DALLAS (CBSDFW.COM/AP) – William Alvin Moncrief Jr., a Texas wildcatter who helped build a father-son venture into an oil and gas empire over more than 70 years in the industry, has died.

He was 101 years old.

Moncrief was a major donor to Texas Christian University, University of Texas, and the UT Southwestern Medical Center, where a Fort Worth medical complex and cancer center are named for him. He also served on the University of Texas System board of regents.

UT Southwestern Medical Center President Dr. Daniel K. Podolsky released the following statement on Moncrief’s passing:
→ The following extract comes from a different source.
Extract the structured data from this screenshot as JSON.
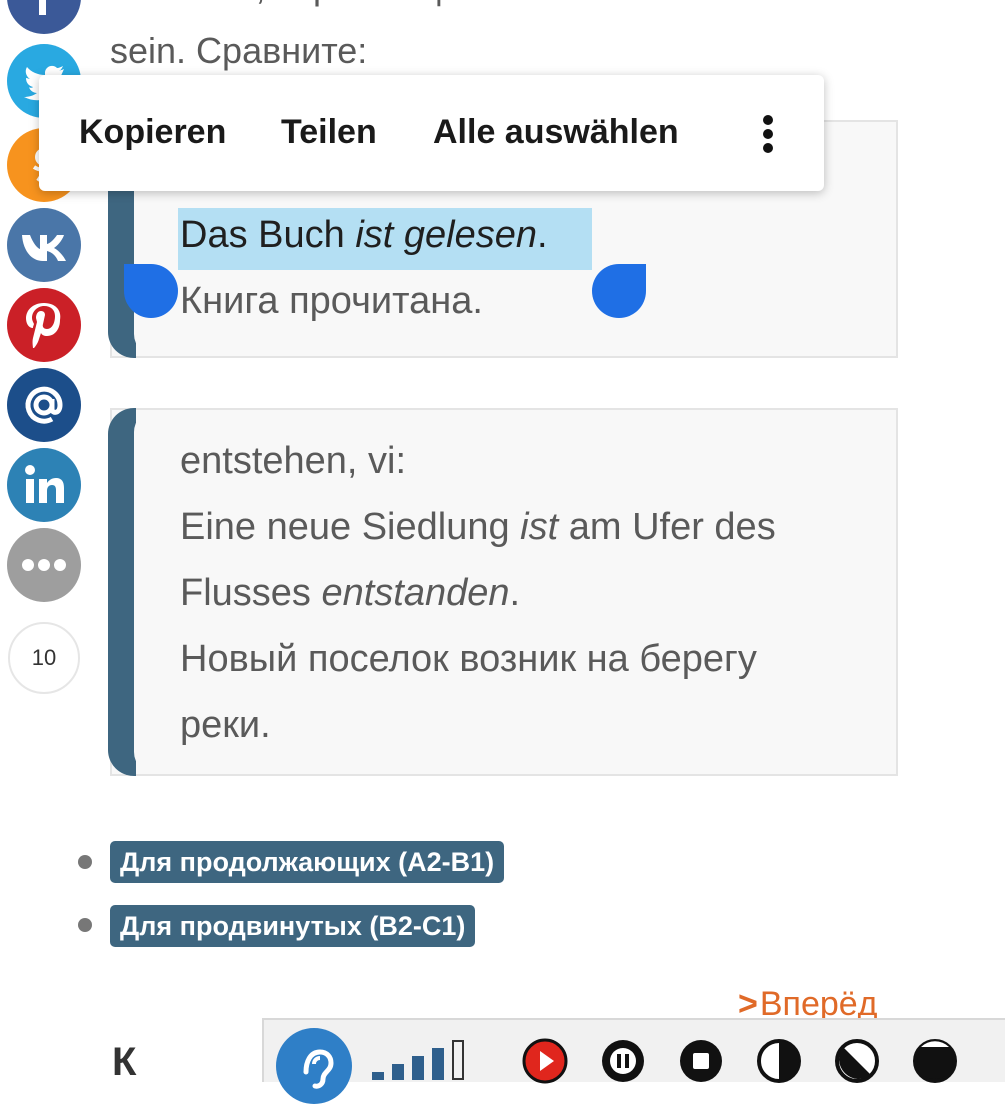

“W.A. “Tex” Moncrief was passionate in wanting to serve the health care needs of Fort Worth and communities throughout North Texas. There was never an individual more decisive in pursuing his passion. His vision and remarkable generosity – always in honor of his admired father – has enabled UT Southwestern to serve legions of those in need. In planning the Moncrief Cancer Institute and the UT Southwestern Monty and Tex Moncrief Medical Center at Fort Worth, he was determined that they provide an environment that was not only a source of medical expertise, but also lifted the spirits of those in need of help,” said Dr. Daniel K. Podolsky, President of UT Southwestern Medical Center. “Tex Moncrief leaves an indelible imprint on North Texas through his generosity of spirit.”

Moncrief, who went by the nickname “Tex,” was born in Arkansas in 1920 on his family’s kitchen table, according to Texas Monthly.

His father, William Alvin “Monty” Moncrief, was among the early wildcatters to drill for oil in East Texas.

The younger Moncrief spent his life building on that tradition, acquiring a fortune that earned him a reputation as a generous philanthropist but also attracted scrutiny from tax authorities.

At the age of 10, Moncrief witnessed his father open a “gusher” oil well in Greggton, 128 miles east of Dallas.

People had gathered to watch the drilling and were initially disappointed when the well pushed up only muddy water, the younger Moncrief told the Longview News-Journal last year.

But then “it shot out about 90 to 100 feet,” he recalled. “When it shot out 100 feet, it made solid oil.”

William Alvin Moncrief Jr. (credit: University of Texas System)

As a young man, Moncrief considered quitting school to pursue golf professionally. But his father talked him out of it and he graduated from the University of Texas in 1942 with a degree in petroleum engineering.

After the United States entered World War II, Moncrief enlisted and served as a naval officer in the Pacific. Upon returning to Texas, he went into business with his father and the pair acquired major oil and gas prospects across the country.

“The Moncriefs have been synonymous with Texas oil and big finds for a long time,” Bruce Bullock, director of the Maguire Energy Institute at Southern Methodist University in Dallas, told the Fort Worth Star-Telegram in 2015.

Forbes magazine named Moncrief to its billionaires list in 2006 and listed his net worth as $1 billion in 2014, writing that the biggest find of his career came four years earlier with the discovery of the deep-water gas reserves off the coast of Louisiana that became known as the “Davy Jones” field.

In 1994, Moncrief’s wealth attracted the attention of tax authorities. Internal Revenue Service agents raided his Fort Worth offices and later accused his family and company of bilking the government out of more than $100 million in taxes. Moncrief eventually pleaded no contest to a tax suit, paying the IRS $23 million but decrying the agency’s aggressive tactics.

State Rep. Charlie Geren, a Fort Worth Republican, said Moncrief’s philanthropy improved many lives.

“He was an incredibly generous man and a real legend in the Texas oil and gas industry,” Geren said.

“I’m saddened at the loss of my friend of more than 60 years, Tex Moncrief,” said Texas Congressman Roger Williams. “ I knew him not to be a good man, but a great man! No one had a bigger heart and cared more about his community than Tex. He was the prime example of the American Dream. My prayers are with his family.”

(© Copyright 2021 CBS Broadcasting Inc. All Rights Reserved. The Associated Press contributed to this report.)

CBSDFW.com Staff